MYTH 1: Employees Are Resistant to Change
This is a popular excuse for delaying the rollout of new projects. However, it’s not entirely accurate. People don’t naturally resist change. Fear and uncertainty are the root causes of user resistance. Guiding people through transition, ensuring they understand what it means for them and their future, bringing the positive benefits to life and providing the job security angle is a better strategy to deal with resistance sustainably.
MYTH 2: Our Organization Is Lean and Agile; We Don’t Need Change Management
We’ve seen a slow but intriguing shift in the market where organizations started investing in Lean and Agile coaches to lead initiatives. They did this believing that it may not be worth the money to invest in a pure change management team. Instead, they believed that a communication plan would suffice. However, relying exclusively on the communication plan will not solve the problem. With this approach, your team will fail to truly understand how the upcoming change will affect everyone in the organization.

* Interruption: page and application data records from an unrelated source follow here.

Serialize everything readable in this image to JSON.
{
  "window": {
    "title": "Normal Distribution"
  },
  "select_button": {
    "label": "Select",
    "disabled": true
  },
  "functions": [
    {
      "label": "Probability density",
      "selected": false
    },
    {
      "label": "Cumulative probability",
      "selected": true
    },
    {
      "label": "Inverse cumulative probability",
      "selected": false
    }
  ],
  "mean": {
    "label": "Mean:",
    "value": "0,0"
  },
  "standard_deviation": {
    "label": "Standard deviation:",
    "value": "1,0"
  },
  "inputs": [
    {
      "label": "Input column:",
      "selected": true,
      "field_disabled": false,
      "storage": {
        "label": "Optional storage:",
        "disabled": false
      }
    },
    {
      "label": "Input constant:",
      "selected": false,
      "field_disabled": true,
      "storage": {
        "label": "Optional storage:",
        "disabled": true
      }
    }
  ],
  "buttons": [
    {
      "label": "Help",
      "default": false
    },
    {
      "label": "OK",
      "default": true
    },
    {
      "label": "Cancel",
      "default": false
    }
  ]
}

MYTH 3: Change Always Comes from The Top
An interesting concept because many years of initiatives have taught us that effective change is seldom top-down. Instead, it usually radiates from an organization’s centre and critical leaders. The unit leaders, below the corporate level, play the most significant part in implementing these changes successfully. They are the ones who best know the landscape and the winning strategies to make change happen.

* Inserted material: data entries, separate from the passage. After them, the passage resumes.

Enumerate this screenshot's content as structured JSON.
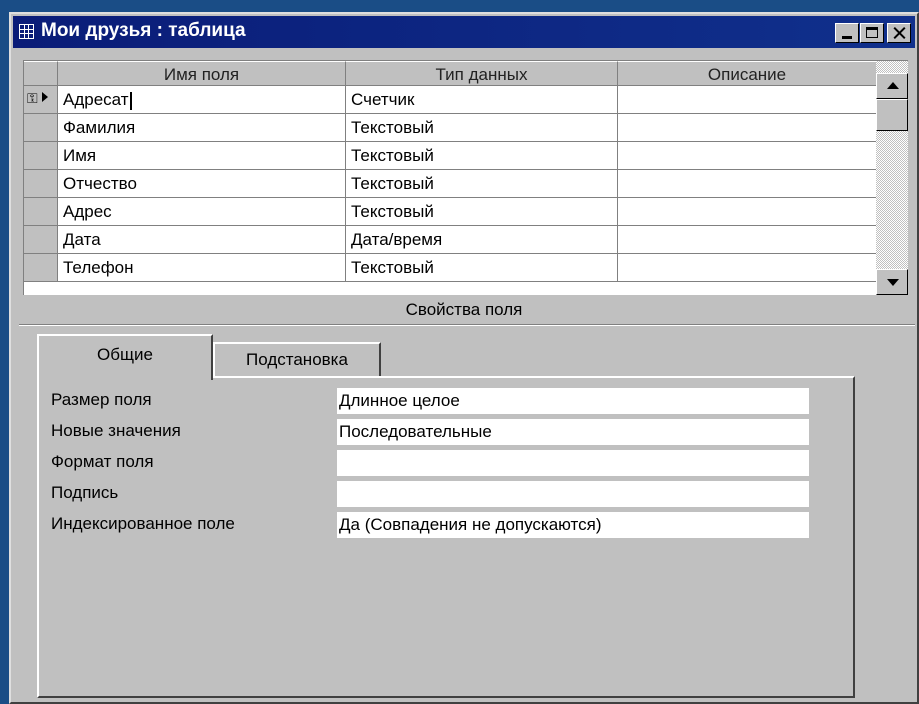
{
  "window": {
    "title": "Мои друзья : таблица",
    "icon": "table-icon"
  },
  "grid": {
    "columns": [
      "Имя поля",
      "Тип данных",
      "Описание"
    ],
    "rows": [
      {
        "name": "Адресат",
        "type": "Счетчик",
        "desc": ""
      },
      {
        "name": "Фамилия",
        "type": "Текстовый",
        "desc": ""
      },
      {
        "name": "Имя",
        "type": "Текстовый",
        "desc": ""
      },
      {
        "name": "Отчество",
        "type": "Текстовый",
        "desc": ""
      },
      {
        "name": "Адрес",
        "type": "Текстовый",
        "desc": ""
      },
      {
        "name": "Дата",
        "type": "Дата/время",
        "desc": ""
      },
      {
        "name": "Телефон",
        "type": "Текстовый",
        "desc": ""
      }
    ]
  },
  "properties": {
    "title": "Свойства поля",
    "tabs": [
      "Общие",
      "Подстановка"
    ],
    "items": [
      {
        "label": "Размер поля",
        "value": "Длинное целое"
      },
      {
        "label": "Новые значения",
        "value": "Последовательные"
      },
      {
        "label": "Формат поля",
        "value": ""
      },
      {
        "label": "Подпись",
        "value": ""
      },
      {
        "label": "Индексированное поле",
        "value": "Да (Совпадения не допускаются)"
      }
    ]
  },
  "colors": {
    "desktop": "#1a4d86",
    "titlebar": "#0a1c78",
    "face": "#c0c0c0"
  }
}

We are not implying that CEOs and other C-suite leaders cannot or don’t make visionary changes; they most definitely can and do. However, when it comes to most change initiatives that companies deploy efficiently, a top-down effort is more often the exception than the rule. In our experience, we found that implementing a robust governance structure with key sponsors made the difference.
MYTH 4: Technology Will Fix the Problem

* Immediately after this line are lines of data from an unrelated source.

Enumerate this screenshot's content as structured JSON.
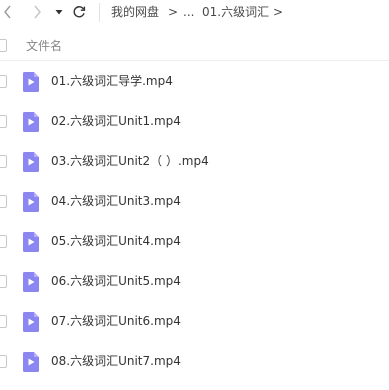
{
  "toolbar": {
    "back_icon": "chevron-left-icon",
    "forward_icon": "chevron-right-icon",
    "dropdown_icon": "caret-down-icon",
    "refresh_icon": "refresh-icon"
  },
  "breadcrumb": {
    "root": "我的网盘",
    "sep1": ">",
    "ellipsis": "...",
    "current": "01.六级词汇",
    "sep2": ">"
  },
  "table": {
    "column_name": "文件名"
  },
  "files": [
    {
      "name": "01.六级词汇导学.mp4",
      "type_icon": "video-file-icon"
    },
    {
      "name": "02.六级词汇Unit1.mp4",
      "type_icon": "video-file-icon"
    },
    {
      "name": "03.六级词汇Unit2（ ）.mp4",
      "type_icon": "video-file-icon"
    },
    {
      "name": "04.六级词汇Unit3.mp4",
      "type_icon": "video-file-icon"
    },
    {
      "name": "05.六级词汇Unit4.mp4",
      "type_icon": "video-file-icon"
    },
    {
      "name": "06.六级词汇Unit5.mp4",
      "type_icon": "video-file-icon"
    },
    {
      "name": "07.六级词汇Unit6.mp4",
      "type_icon": "video-file-icon"
    },
    {
      "name": "08.六级词汇Unit7.mp4",
      "type_icon": "video-file-icon"
    }
  ],
  "colors": {
    "file_icon": "#8c86f2",
    "file_icon_fold": "#b7b3f7",
    "text": "#333333",
    "header_text": "#888888"
  }
}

Technology can be valuable in many ways, but it can also be a barrier. It is often easy to lose sight of the people side of change by focusing too much on the technical and process-related changes. Technology is an enabler or catalyst for change, that is all. Although it may fix some of your process and service delivery issues, it’s the people (end users) who are the ones who need to adopt and adapt to a new way of doing things.
MYTH 5: Communicating the Changes Via Email Is Good Enough
A multiple-channel approach is a must when rolling out a significant change. Picking two or three channels/methods is necessary to ensure everyone is aware and on board. In this time of information overload, it’s easy to miss important announcements completely. Change leaders must work around this by choosing multiple communication methods. For example, hold a face-to-face meeting, create a video highlight to send to everyone or post announcements on staff bulletin boards or in break rooms. Put yourself in your employee’s shoes; if you’re drowning in emails, they probably are, too, so get creative and diversify your channels.
MYTH 6: A Job Well Done Is Praise Enough
When you are finally successful due to your team’s hard work and struggle to support your initiative, it is NOT okay to move on to the following change without acknowledging and celebrating their contribution. Without validation, an employee’s satisfaction in a job well done will only go so far, and they will burn out. Instead, find ways to celebrate milestones and accomplishments along the way. By acknowledging a change once completed and knowing that their contribution is noticed and appreciated, employees will maintain buy-in and energy and be committed to making a difference.
Consider change management as an asset and a competitive advantage worth having on your side. However, old myths die hard, and sometimes they become excuses for inaction. So, if you’re encountering a few of these myths about change management in your company, it may be time to challenge them in the interests of your collective success. It is the flexibility to cope with the specific needs in a changing environment that makes today’s managers successful change leaders.
At BHC, our experienced change management team can help you navigate the course when implementing any new business process in your organization. Don’t go it alone, contact us to discuss how we can work with you to ensure things run on time, on budget and hassle free.